There are some things in life that we tend to take for granted, and I think the HFEA is one of those things for many fertility patients in the UK. It’s easy to forget, or to be unaware, of all that the HFEA does to help us.
When the government decided to get rid of the HFEA as part of its war on quangos, the idea was that much of the work of the authority could be done just as well in other places. There were many arguments against this, but what was most worrying to me was that one of the key functions of the HFEA from the patient perspective seemed to be completely overlooked. There were endless debates about whether the HFEA was asking clinics for too much unnecessary paperwork, about whether research decisions would be better made elsewhere and about how regulation would work, but the importance to patients of the HFEA’s role as an information provider was largely ignored.
It’s not just the annual success rates, published for each individual clinic, which are helpful to patients but the HFEA’s measured views on a range of topics. When there’s an IVF scare story in the news, it’s the HFEA’s view which patients know they can trust to tell the truth behind the headlines.
Aside from this, the regulation of fertility clinics is something patients in the UK can take for granted. The systems may not be perfect, but the monitoring of processes and staff means that we have safety nets in place which simply don’t exist in many other parts of the world. The knowledge built up within the HFEA over many years in this area should not be underestimated.
It’s great that the government has seen sense and realised that getting rid of a body with such a wealth of expertise would not be sensible – although it would be interesting to know how much money has been spent arriving at this conclusion!
There will still be a review of the HFEA and the way that it works, particularly in relation to another body, the Human Tissue Authority. Interestingly, merging these two bodies was another potentially money-saving proposal considered five years or so ago which was dismissed out of hand after consultation.
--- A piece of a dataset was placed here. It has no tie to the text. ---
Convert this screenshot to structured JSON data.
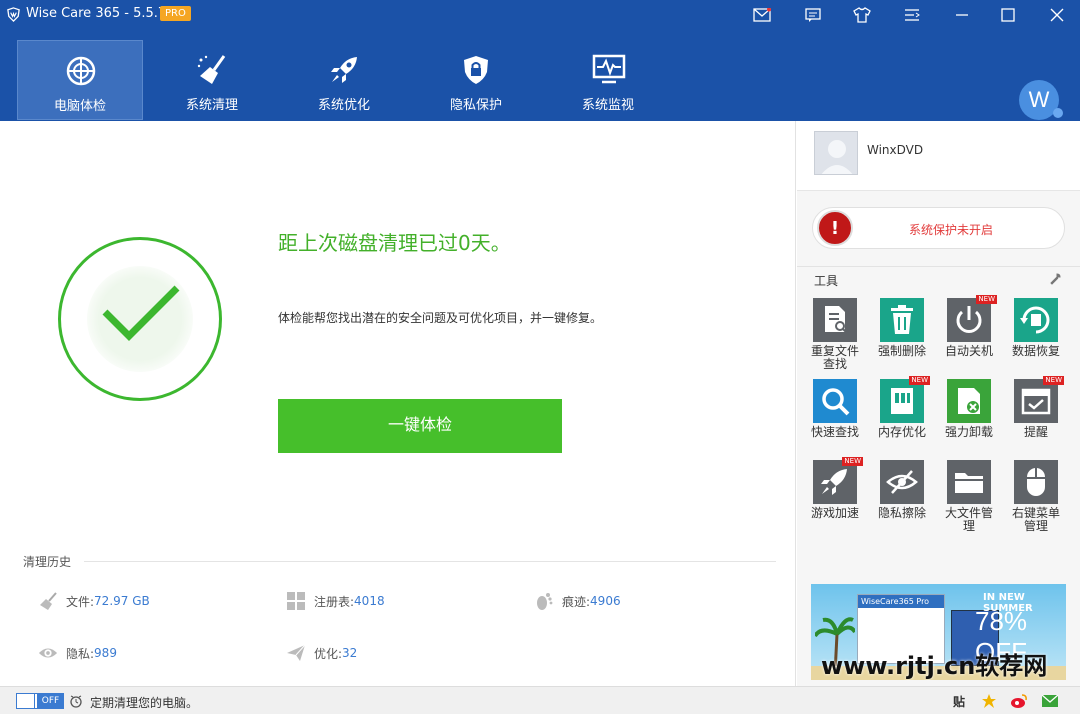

Let’s hope not too much time or cash is spent reviewing what has already been reviewed and that it is possible to use this process to come up with some sensible views about things that can be improved whilst retaining all that is good about the HFEA.